Print the listing below verbatim, passing over each picture.

+++

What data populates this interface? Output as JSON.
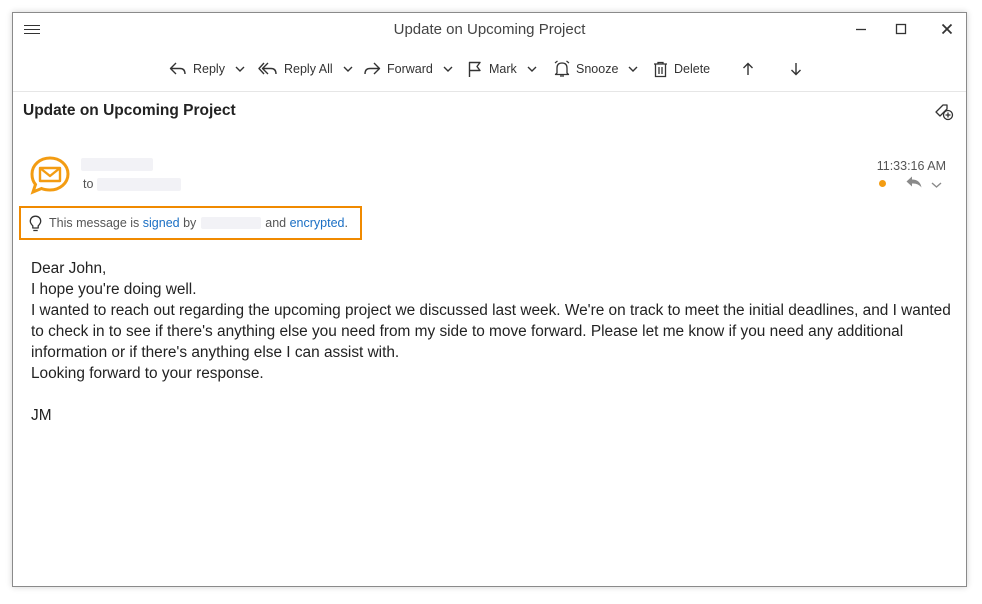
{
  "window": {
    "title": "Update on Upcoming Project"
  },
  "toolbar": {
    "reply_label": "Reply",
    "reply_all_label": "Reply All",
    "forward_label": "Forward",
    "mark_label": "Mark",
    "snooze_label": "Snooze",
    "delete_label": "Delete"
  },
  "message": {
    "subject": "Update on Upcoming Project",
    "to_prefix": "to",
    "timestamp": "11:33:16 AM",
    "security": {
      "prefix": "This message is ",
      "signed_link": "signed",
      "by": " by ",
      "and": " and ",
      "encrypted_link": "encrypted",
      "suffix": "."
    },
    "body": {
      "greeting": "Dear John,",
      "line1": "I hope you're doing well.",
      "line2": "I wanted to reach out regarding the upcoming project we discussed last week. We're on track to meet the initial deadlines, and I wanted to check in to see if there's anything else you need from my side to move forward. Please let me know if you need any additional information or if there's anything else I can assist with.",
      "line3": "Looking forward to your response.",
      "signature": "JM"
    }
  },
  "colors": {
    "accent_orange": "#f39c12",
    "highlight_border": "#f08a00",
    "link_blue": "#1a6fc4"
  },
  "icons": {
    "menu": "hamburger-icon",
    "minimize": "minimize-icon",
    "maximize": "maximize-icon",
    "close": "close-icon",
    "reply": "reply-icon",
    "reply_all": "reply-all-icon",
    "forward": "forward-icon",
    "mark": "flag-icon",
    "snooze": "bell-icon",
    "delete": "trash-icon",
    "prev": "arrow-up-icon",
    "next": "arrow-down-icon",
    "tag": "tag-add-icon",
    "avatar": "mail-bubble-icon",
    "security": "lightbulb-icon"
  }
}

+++

#### Response area
What data populates this interface? Output as JSON.
{
  "window": {
    "title": "Update on Upcoming Project"
  },
  "toolbar": {
    "reply_label": "Reply",
    "reply_all_label": "Reply All",
    "forward_label": "Forward",
    "mark_label": "Mark",
    "snooze_label": "Snooze",
    "delete_label": "Delete"
  },
  "message": {
    "subject": "Update on Upcoming Project",
    "to_prefix": "to",
    "timestamp": "11:33:16 AM",
    "security": {
      "prefix": "This message is ",
      "signed_link": "signed",
      "by": " by ",
      "and": " and ",
      "encrypted_link": "encrypted",
      "suffix": "."
    },
    "body": {
      "greeting": "Dear John,",
      "line1": "I hope you're doing well.",
      "line2": "I wanted to reach out regarding the upcoming project we discussed last week. We're on track to meet the initial deadlines, and I wanted to check in to see if there's anything else you need from my side to move forward. Please let me know if you need any additional information or if there's anything else I can assist with.",
      "line3": "Looking forward to your response.",
      "signature": "JM"
    }
  },
  "colors": {
    "accent_orange": "#f39c12",
    "highlight_border": "#f08a00",
    "link_blue": "#1a6fc4"
  },
  "icons": {
    "menu": "hamburger-icon",
    "minimize": "minimize-icon",
    "maximize": "maximize-icon",
    "close": "close-icon",
    "reply": "reply-icon",
    "reply_all": "reply-all-icon",
    "forward": "forward-icon",
    "mark": "flag-icon",
    "snooze": "bell-icon",
    "delete": "trash-icon",
    "prev": "arrow-up-icon",
    "next": "arrow-down-icon",
    "tag": "tag-add-icon",
    "avatar": "mail-bubble-icon",
    "security": "lightbulb-icon"
  }
}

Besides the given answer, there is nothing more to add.